noreply@blogger.com (TANN) at The Archaeology News Network - 3 days ago
An asteroid up to 1,800 feet (550 meters) across is headed Earth's way. But don't worry: It will miss us by 745,000 miles, about three times the distance between Earth and the moon. Still, that's close for such a large rock. The asteroid 2004 BL86 is slated to come within approximately 745,000 miles of our planet next Monday, Jan. 26, 2015 [Credit: Getty Images]NASA scientists say asteroid 2004 BL86 will come closest Monday.... [[ This is a content summary only. Visit my website for full links, other content, and more! ]]
Two lakes beneath the ice in Greenland, gone within weeks
noreply@blogger.com (TANN) at The Archaeology News Network - 3 days ago
Researchers who are building the highest-resolution map of the Greenland Ice Sheet to date have made a surprising discovery: two lakes of meltwater that pooled beneath the ice and rapidly drained away. In April 2014, researchers flew over a site in southwest Greenland to find that a sub-glacial lake had drained away. This photo shows the crater left behind, as well as a deep crack in the ice [Credit: Stephen Price, Los... [[ This is a content summary only. Visit my website for full links, other content, and more! ]]
Death of a dynamo: A hard drive from space
noreply@blogger.com (TANN) at The Archaeology News Network - 3 days ago
Hidden magnetic messages contained within ancient meteorites are providing a unique window into the processes that shaped our solar system, and may give a sneak preview of the fate of the Earth's core as it continues to freeze. An image of the Esquel meteorite, which consists of gem-quality cystals embedded in metal. The magnetism of this metal has been used to investigate the development of planetary bodies 4.6 billions... [[ This is a content summary only. Visit my website for full links, other content, and more! ]]

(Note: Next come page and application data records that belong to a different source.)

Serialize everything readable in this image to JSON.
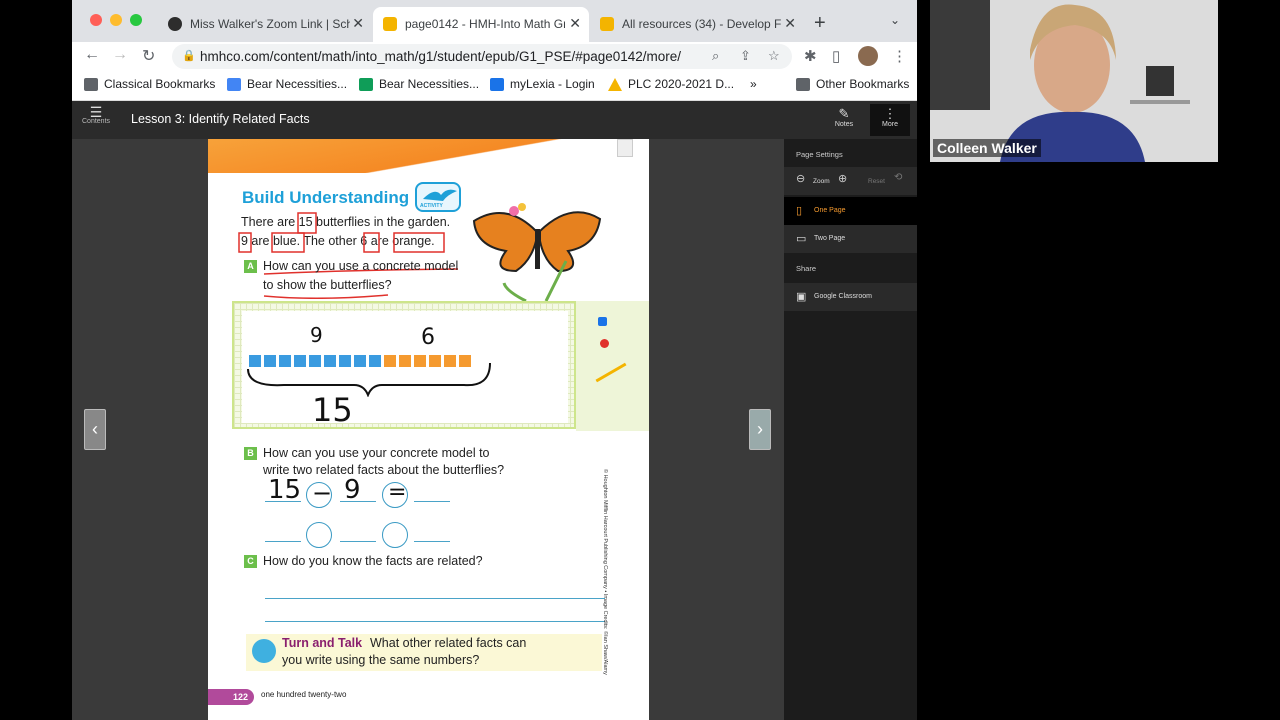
{
  "browser": {
    "tabs": [
      {
        "title": "Miss Walker's Zoom Link | Sch",
        "active": false,
        "favicon_color": "#2d2d2d"
      },
      {
        "title": "page0142 - HMH-Into Math Gr",
        "active": true,
        "favicon_color": "#f4b400"
      },
      {
        "title": "All resources (34) - Develop Fl",
        "active": false,
        "favicon_color": "#f4b400"
      }
    ],
    "new_tab": "+",
    "tab_menu": "⌄",
    "url": "hmhco.com/content/math/into_math/g1/student/epub/G1_PSE/#page0142/more/",
    "bookmarks": [
      {
        "label": "Classical Bookmarks",
        "color": "#5f6368"
      },
      {
        "label": "Bear Necessities...",
        "color": "#4285f4"
      },
      {
        "label": "Bear Necessities...",
        "color": "#0f9d58"
      },
      {
        "label": "myLexia - Login",
        "color": "#1a73e8"
      },
      {
        "label": "PLC 2020-2021 D...",
        "color": "#f4b400"
      }
    ],
    "bookmarks_overflow": "»",
    "other_bookmarks": "Other Bookmarks"
  },
  "app": {
    "contents_label": "Contents",
    "lesson_title": "Lesson 3: Identify Related Facts",
    "notes_label": "Notes",
    "more_label": "More"
  },
  "page": {
    "title": "Build Understanding",
    "activity_badge": "ACTIVITY",
    "intro_line1": "There are 15 butterflies in the garden.",
    "intro_line2": "9 are blue. The other 6 are orange.",
    "a_letter": "A",
    "a_line1": "How can you use a concrete model",
    "a_line2": "to show the butterflies?",
    "hw_top_left": "9",
    "hw_top_right": "6",
    "hw_total": "15",
    "b_letter": "B",
    "b_line1": "How can you use your concrete model to",
    "b_line2": "write two related facts about the butterflies?",
    "hw_fact_a": "15",
    "hw_op": "−",
    "hw_fact_b": "9",
    "hw_eq": "=",
    "c_letter": "C",
    "c_line": "How do you know the facts are related?",
    "tt_label": "Turn and Talk",
    "tt_line1": "What other related facts can",
    "tt_line2": "you write using the same numbers?",
    "page_number": "122",
    "page_words": "one hundred twenty-two",
    "copyright": "© Houghton Mifflin Harcourt Publishing Company • Image Credits: ©Ian Shaw/Alamy",
    "model": {
      "blue_cubes": 9,
      "orange_cubes": 6,
      "blue_color": "#3a9be0",
      "orange_color": "#f59a2f"
    }
  },
  "settings": {
    "page_settings": "Page Settings",
    "zoom": "Zoom",
    "reset": "Reset",
    "one_page": "One Page",
    "two_page": "Two Page",
    "share": "Share",
    "google_classroom": "Google Classroom"
  },
  "video": {
    "participant": "Colleen Walker"
  }
}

Harnessing data from Nature’s great evolutionary experiment
noreply@blogger.com (TANN) at The Archaeology News Network - 3 days ago
There are 3 billion letters in the human genome, and scientists have endlessly debated how many of them serve a functional purpose. There are those letters that encode genes, our hereditary information, and those that provide instructions about how cells can use the genes. But those sequences are written with a comparative few of the vast number of DNA letters. Scientists have long debated how much of, or even if, the rest of our... [[ This is a content summary only. Visit my website for full links, other content, and more! ]]
Scientists drilling first deep ice core at the South Pole
noreply@blogger.com (TANN) at The Archaeology News Network - 3 days ago
This winter, when many people’s imaginations were fixed on the North Pole, a small group of scientists has been working on the other side of the planet. In round-the-clock daylight and frigid temperatures, glaciologists have been drilling an ice core at the South Pole. Existing deep ice cores are shown by black dots. The South Pole core (red dot) will fill in the picture of Antarctic climate. The UW researchers were also part of... [[ This is a content summary only. Visit my website for full links, other content, and more! ]]